“Few breakthroughs have been made beyond symptom management,” said Dr. Grossman. “Standard of care includes a comprehensive assessment to determine the causes of hearing loss or associated vestibular symptoms, as well as first-line approaches, such as white noise machines which can be highly productive especially at night when patients are sleeping and ambient noise providing less distraction. This is a prevalent condition It will only increase with age among the population of the United States and the world.”

The most common cause of tinnitus (and hearing loss) is exposure to loud sound, said James Henry, senior researcher specializing in Veterans Affairs Rehabilitation Research and Development, National Center for Rehabilitation Audio Research in Portland, Oregon.

“There are efforts to inform the public about this relationship, and hearing preservation efforts in schools and industrial settings, but I believe the impact of these efforts is limited and I am not aware of any evidence that the prevalence of tinnitus and hearing loss is declining,” said Dr. Henry, a research professor in the Department of Otolaryngology. and laryngology and head and neck surgery at Oregon Health & Science University in Portland, Oregon.

He added, “There is really no standard of care for tinnitus, although cognitive behavioral therapy (CBT) has the strongest research evidence according to published systematic reviews and clinical practice guidelines for tinnitus. We have developed the Progressive Management of Tinnitus (PTM) and completed two randomized trials Evidence-based evidence showing good results. To my knowledge, PTM has not yet been evaluated in a systematic review.”

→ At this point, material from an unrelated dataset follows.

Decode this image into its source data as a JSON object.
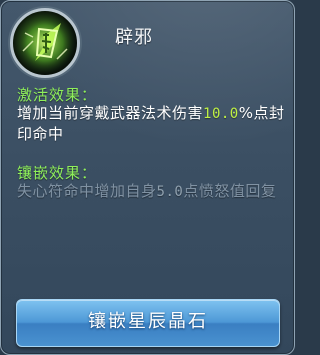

Dr. Henry said CBT includes a combination of CBT and voice therapy. The approach is to teach people skills so that they can manage their reactions to tinnitus for as long as necessary.

The availability of physicians trained to manage tinnitus is variable, he said. Dr. Henry said: “CBT has the strongest research evidence for treating tinnitus, however health professionals with CBT experience – most of whom are psychologists – are generally not trained to provide CBT specifically for tinnitus.” Neuroscience Today. Audiologists, ear, and throat specialists are often the point of contact for people who complain of tinnitus. These professionals are fully trained to treat hearing problems. There is great variation in graduate training problems, however, in providing training in tinnitus management.”

“We need more systematic research to determine which types of sound therapy are most effective for reducing reactions to tinnitus and possibly even reducing or removing the sound itself,” he said. There is preliminary evidence that this may be possible, but the research has not been done. Meanwhile, treatments with evidence of efficacy include cognitive-behavioral therapy, PTM therapy, tinnitus retraining therapy (TRT), tinnitus activity therapy (TAT), and hearing aids, especially those with streaming capabilities (from smartphones). “

Dr. Henry explained that TRT seeks to retrain the brain to “get used” or stop caring about tinnitus. Treatment includes structured counseling focused on the “neurophysiological model” and “enrichment of a healthy environment 24/7.” The TAT determines, for each patient, which of the four categories presents a problem: emotional well-being, hearing, sleep, and concentration. “All relevant groups are treated with educational guidance about tinnitus and its associated problems, and appropriate coping strategies are taught,” he said. In most cases, ‘partial blocking sound therapy’ is used.


None of the sources quoted had disclosures.